The world’s second-largest personal computer supplier recorded a US$289 million net loss for the quarter ended December
More than four years after making its biggest deal with the US$2.9 billion acquisition of Motorola Mobility, computer maker Lenovo Group is still struggling to revive its flagging smartphone business amid intense competition with other Chinese brands.
Lenovo may have reached a crossroads and could look to re-evaluate that business, which sells both Moto and Lenovo-brand smartphones, as profitability remains elusive.
Lenovo’s mobile business was a sore spot in the company’s results for the fiscal third quarter ended December 31, which it reported on Thursday. The world’s second-largest personal computer supplier recorded a US$289 million net loss after booking a one-time write-off of US$400 million of deferred income tax assets during the quarter.
That compares with a US$98 million profit in the same period a year ago and a projected US$124.5 million profit based on the average of analysts’ estimates compiled by Bloomberg.
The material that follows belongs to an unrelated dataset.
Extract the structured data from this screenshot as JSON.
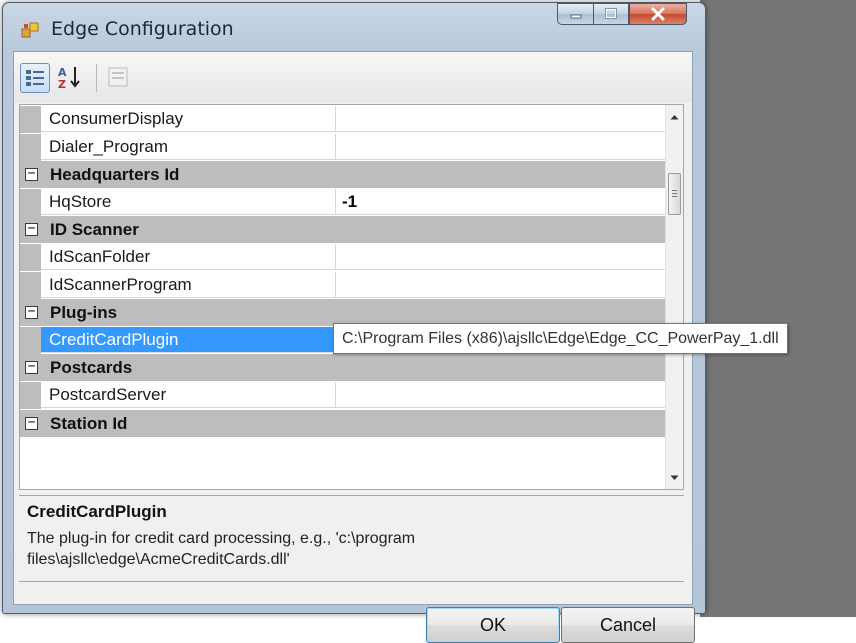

The non-cash write-down stemmed from recent US tax reform legislation, which cut the US corporate tax rate to 21 per cent from 35 per cent.
Total revenue grew 6 per cent to US$12.9 billion, up from US$12.2 billion a year earlier and above a market forecast of US$12.5 billion.
Yang Yuanqing, the chairman and chief executive of Lenovo, said the company would miss its target of turning around the mobile business in the quarter to March, according to Reuters.
Lenovo’s mobile business posted a 5 per cent year-on-year decrease in revenue to US$2.1 billion in the quarter to December, which accounted for 16 per cent of the company’s total quarterly revenue.
The mobile business was expected to post revenue growth based on seasonal demand and efforts by Lenovo to push more mid-priced to high-end smartphone models, according to Daiwa Capital Markets analyst Steven Tseng in a recent report.
Wong Wai-ming, the chief financial officer at Lenovo, said on a media conference call on Thursday that the company has not considered a write-off of the mobile business even though it performed below expectations in the past quarter.
Efforts to revive the underperforming mobile business have been behind a series of restructurings at Lenovo. Last year, some 1,100 employees were laid off as part of initiatives to integrate Motorola and Lenovo’s smartphone operations.
Lenovo, which operates in 160 countries, had also restructured its mobile operations in 2015, which included a US$327 million write-off of its smartphone inventories.
Still, Yang said on Thursday’s conference call that Lenovo “remains committed to make this business profitable”, citing strong demand for its smartphones in Latin America and wider distribution in the United States with the country’s four largest mobile network operators.
Lenovo, however, has not kept pace with other major Chinese Android smartphone suppliers.
Huawei Technologies, Oppo and Xiaomi had a combined 26.1 per cent share of the worldwide smartphone market in the third quarter last year, just behind industry leaders Samsung Electronics and Apple, according to research firm IDC.